- **Task brief**:
Leave no picture in, and give every entry again exactly.

Page and application data records

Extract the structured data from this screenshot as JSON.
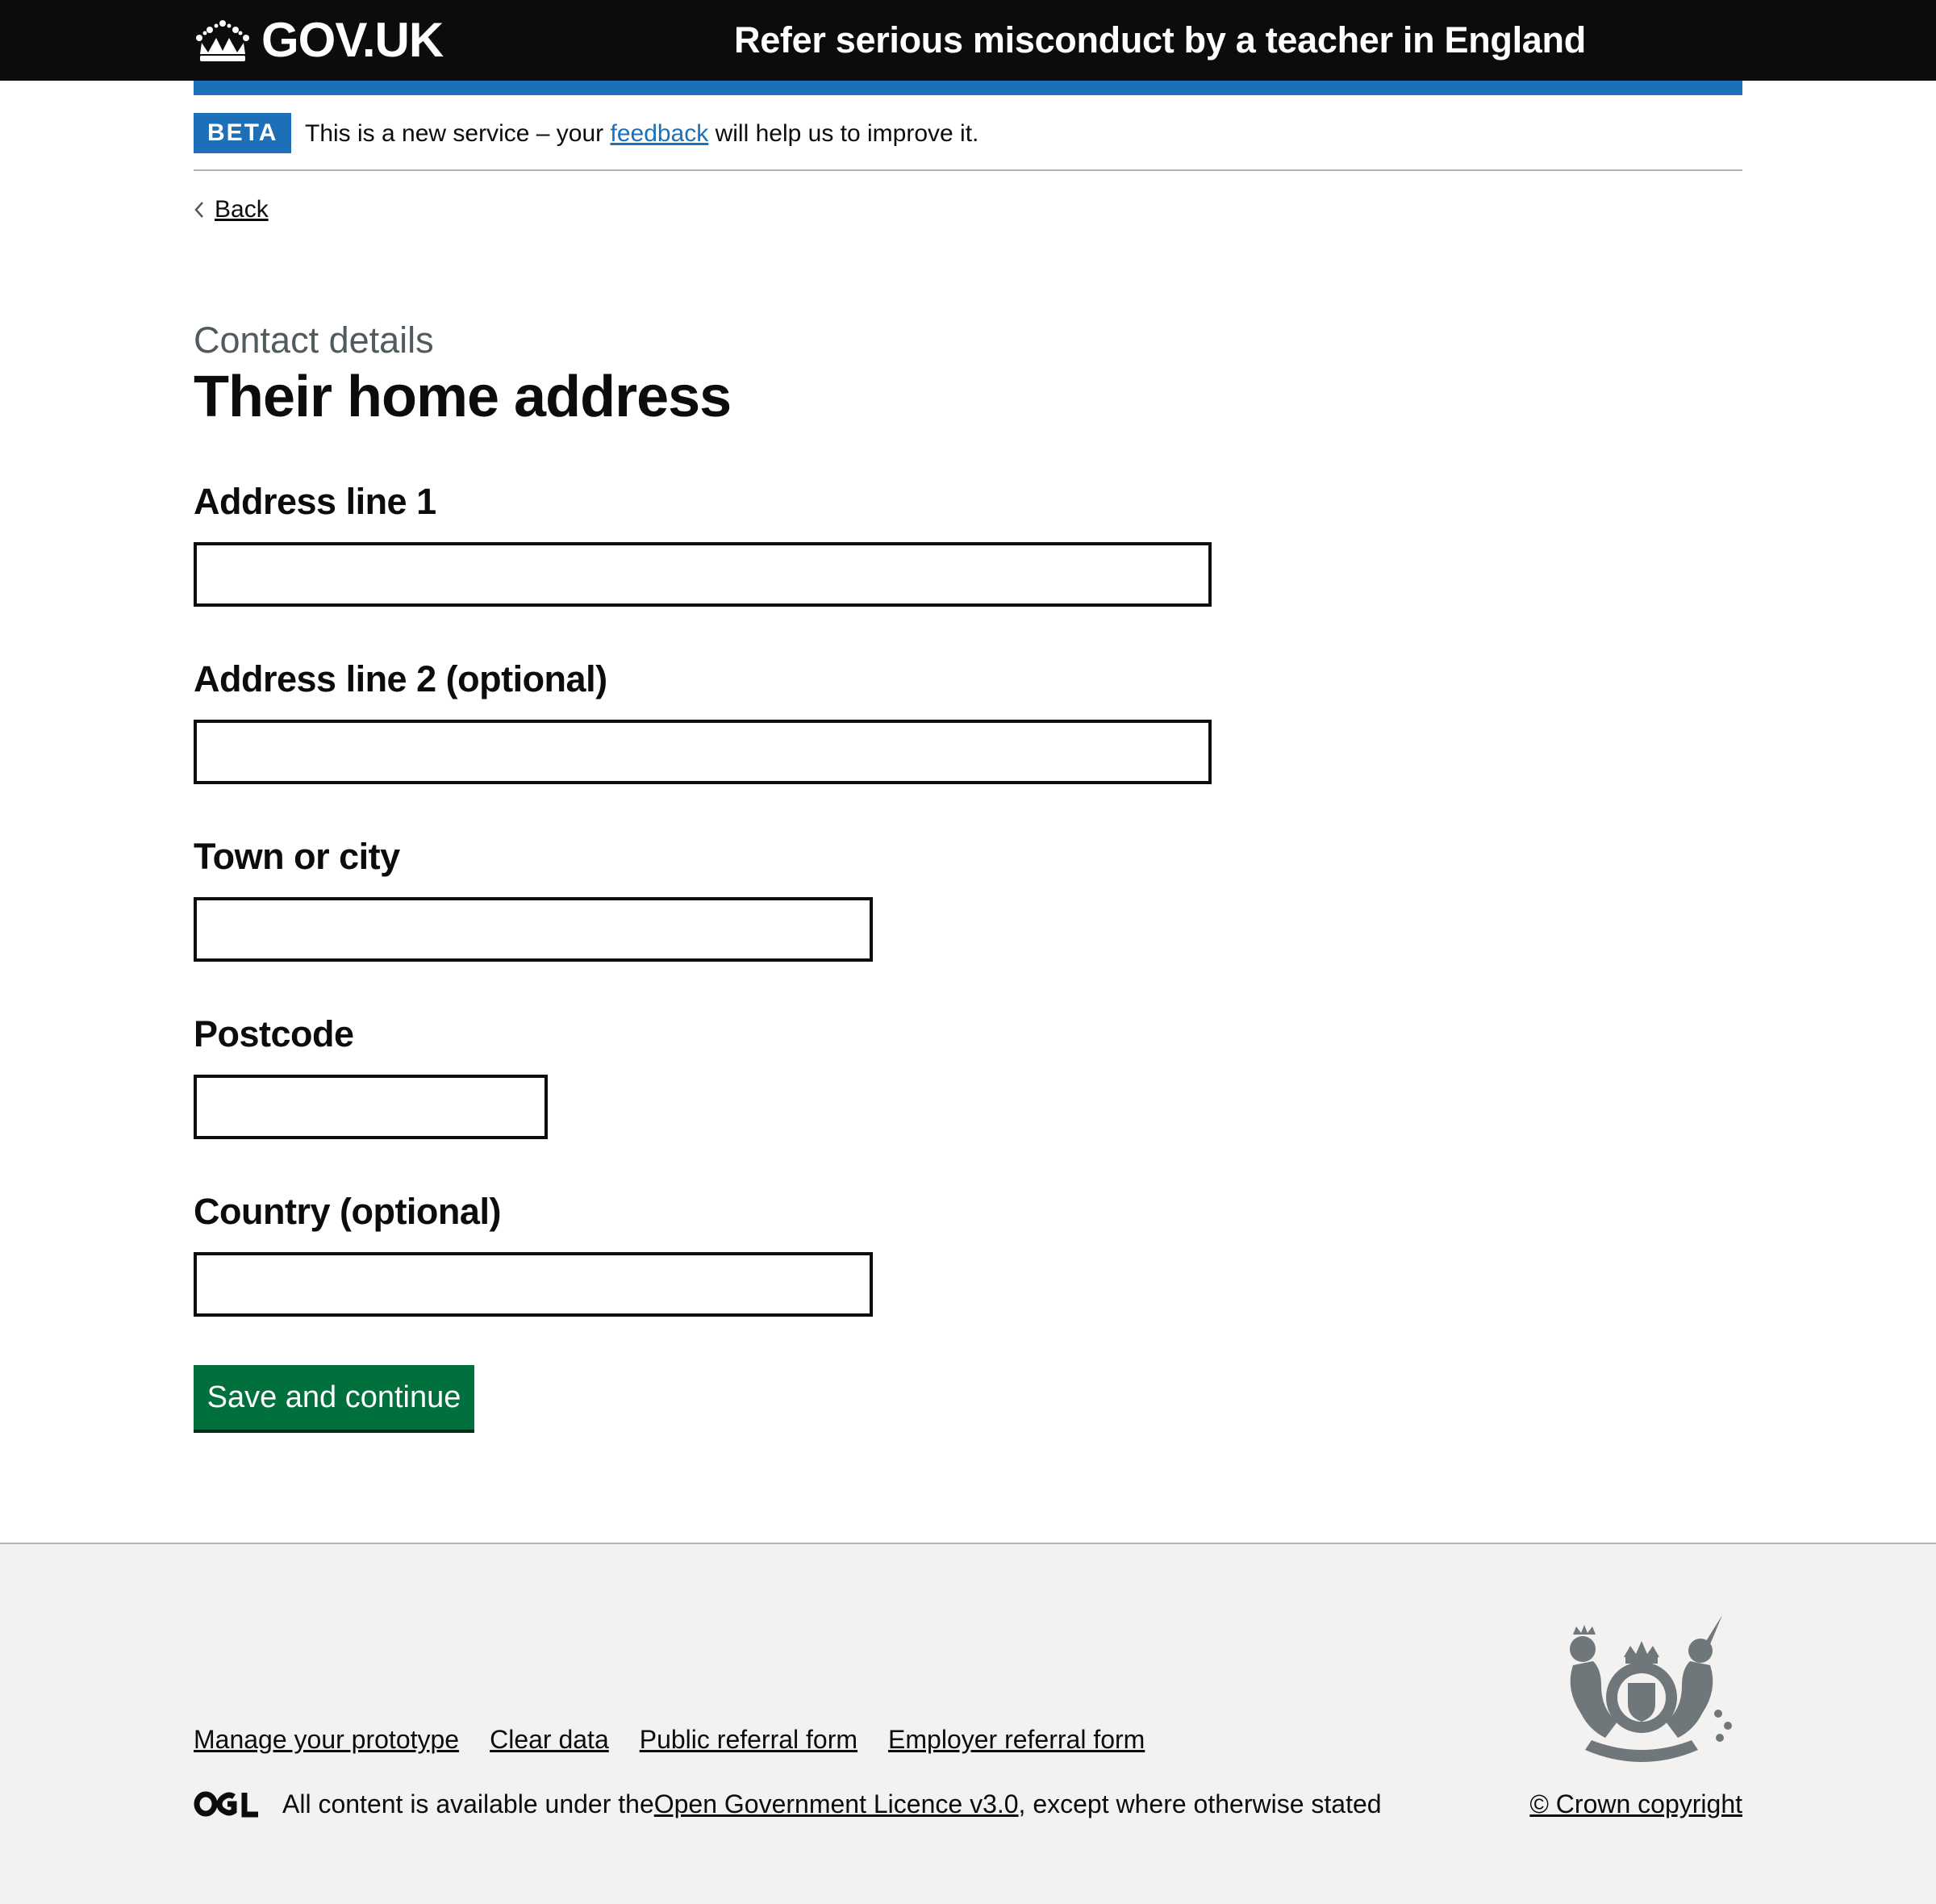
{
  "header": {
    "logotype": "GOV.UK",
    "service_name": "Refer serious misconduct by a teacher in England"
  },
  "phase_banner": {
    "tag": "BETA",
    "text_before": "This is a new service – your ",
    "link": "feedback",
    "text_after": " will help us to improve it."
  },
  "back_link": "Back",
  "page": {
    "caption": "Contact details",
    "title": "Their home address"
  },
  "form": {
    "address_line_1": {
      "label": "Address line 1",
      "value": ""
    },
    "address_line_2": {
      "label": "Address line 2 (optional)",
      "value": ""
    },
    "town": {
      "label": "Town or city",
      "value": ""
    },
    "postcode": {
      "label": "Postcode",
      "value": ""
    },
    "country": {
      "label": "Country (optional)",
      "value": ""
    },
    "submit_label": "Save and continue"
  },
  "footer": {
    "links": [
      "Manage your prototype",
      "Clear data",
      "Public referral form",
      "Employer referral form"
    ],
    "licence_before": "All content is available under the ",
    "licence_link": "Open Government Licence v3.0",
    "licence_after": ", except where otherwise stated",
    "copyright": "© Crown copyright"
  },
  "colors": {
    "header_bg": "#0b0c0c",
    "brand_blue": "#1d70b8",
    "button_green": "#00703c",
    "footer_bg": "#f3f2f1",
    "secondary_text": "#505a5f"
  }
}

- **Response**:
Extract the structured data from this screenshot as JSON.
{
  "header": {
    "logotype": "GOV.UK",
    "service_name": "Refer serious misconduct by a teacher in England"
  },
  "phase_banner": {
    "tag": "BETA",
    "text_before": "This is a new service – your ",
    "link": "feedback",
    "text_after": " will help us to improve it."
  },
  "back_link": "Back",
  "page": {
    "caption": "Contact details",
    "title": "Their home address"
  },
  "form": {
    "address_line_1": {
      "label": "Address line 1",
      "value": ""
    },
    "address_line_2": {
      "label": "Address line 2 (optional)",
      "value": ""
    },
    "town": {
      "label": "Town or city",
      "value": ""
    },
    "postcode": {
      "label": "Postcode",
      "value": ""
    },
    "country": {
      "label": "Country (optional)",
      "value": ""
    },
    "submit_label": "Save and continue"
  },
  "footer": {
    "links": [
      "Manage your prototype",
      "Clear data",
      "Public referral form",
      "Employer referral form"
    ],
    "licence_before": "All content is available under the ",
    "licence_link": "Open Government Licence v3.0",
    "licence_after": ", except where otherwise stated",
    "copyright": "© Crown copyright"
  },
  "colors": {
    "header_bg": "#0b0c0c",
    "brand_blue": "#1d70b8",
    "button_green": "#00703c",
    "footer_bg": "#f3f2f1",
    "secondary_text": "#505a5f"
  }
}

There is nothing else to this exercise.